Since the session began in February, lawmakers have sparred over scores of measures in committees and on the House and Senate floors. The House's close 55-44 passage of a stricter seat belt law last week showcased the recurring divide.
Touting saved lives, supporters cited estimates that the bill's threat of a traffic stop and fine would increase seat belt use by 6 percent. West Virginia now falls below the national rate for seat belt use, and has the fourth-worst road death rate, according to the latest federal figures.
Several opponents embraced the value of seat belts, but argued that whether an adult wears one is a matter of individual choice.
"Mountaineers are always free until a politician decides that you're not," said Delegate Jim Butler, R-Mason, during the floor debate.
These recurring tensions aren't necessarily partisan. The seat belt vote saw both Republicans and Democrats break ranks. Delegate Patrick Lane said such issues can unite the conservative and liberal wings of the Legislature when the question of government involvement arises.
"It's an interesting coalition that's been put together around less interference by government in our daily lives," said Lane, a Kanawha County Republican. "It's an ongoing debate<t40>...<t$>. For some members it's a guiding principle, for some members it's issue-to-issue."
The November election also increased the GOP ranks in the House. That whittled down the Democratic majority on committees often to just one or two seats. Several committees have since seen regulatory measures passed by narrow votes, significantly amended or derailed.
"It's a very old debate, the rights of the individual versus the rights of the public," said House Health and Human Resources Chair Don Perdue. "It will continue as long as there's a republic."
The Wayne County Democrat's committee has experienced several examples of this divide. A proposed rule governing child care centers bogged down last month following failed attempts to scale it back.
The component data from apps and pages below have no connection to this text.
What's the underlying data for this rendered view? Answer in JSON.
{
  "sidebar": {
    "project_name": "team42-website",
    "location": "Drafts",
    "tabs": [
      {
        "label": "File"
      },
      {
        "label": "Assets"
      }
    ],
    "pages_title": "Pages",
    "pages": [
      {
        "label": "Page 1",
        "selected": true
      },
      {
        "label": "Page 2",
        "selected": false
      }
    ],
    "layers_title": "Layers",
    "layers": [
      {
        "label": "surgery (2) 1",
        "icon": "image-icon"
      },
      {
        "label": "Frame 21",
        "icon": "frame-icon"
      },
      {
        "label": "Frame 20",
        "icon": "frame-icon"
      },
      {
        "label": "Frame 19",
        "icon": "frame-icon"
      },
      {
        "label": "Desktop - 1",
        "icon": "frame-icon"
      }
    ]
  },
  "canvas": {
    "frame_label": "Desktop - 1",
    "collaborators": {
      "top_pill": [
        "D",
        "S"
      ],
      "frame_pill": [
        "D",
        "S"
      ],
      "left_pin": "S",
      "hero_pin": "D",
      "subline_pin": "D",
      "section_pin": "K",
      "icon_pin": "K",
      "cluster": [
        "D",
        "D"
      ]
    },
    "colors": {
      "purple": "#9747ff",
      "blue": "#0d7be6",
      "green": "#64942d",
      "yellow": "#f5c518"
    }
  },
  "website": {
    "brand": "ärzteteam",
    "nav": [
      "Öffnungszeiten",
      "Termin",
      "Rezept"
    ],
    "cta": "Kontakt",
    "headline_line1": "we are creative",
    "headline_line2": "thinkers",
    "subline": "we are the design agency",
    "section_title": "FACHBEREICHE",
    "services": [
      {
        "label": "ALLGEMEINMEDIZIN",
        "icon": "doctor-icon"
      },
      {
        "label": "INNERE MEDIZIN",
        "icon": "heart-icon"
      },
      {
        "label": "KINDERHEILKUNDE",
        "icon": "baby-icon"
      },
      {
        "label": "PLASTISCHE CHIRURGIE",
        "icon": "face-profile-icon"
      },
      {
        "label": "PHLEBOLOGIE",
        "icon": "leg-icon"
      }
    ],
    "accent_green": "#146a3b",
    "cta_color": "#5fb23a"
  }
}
Among other provisions targeted by GOP-led amendments, the rule sought to remove a religious exemption to required child immunizations.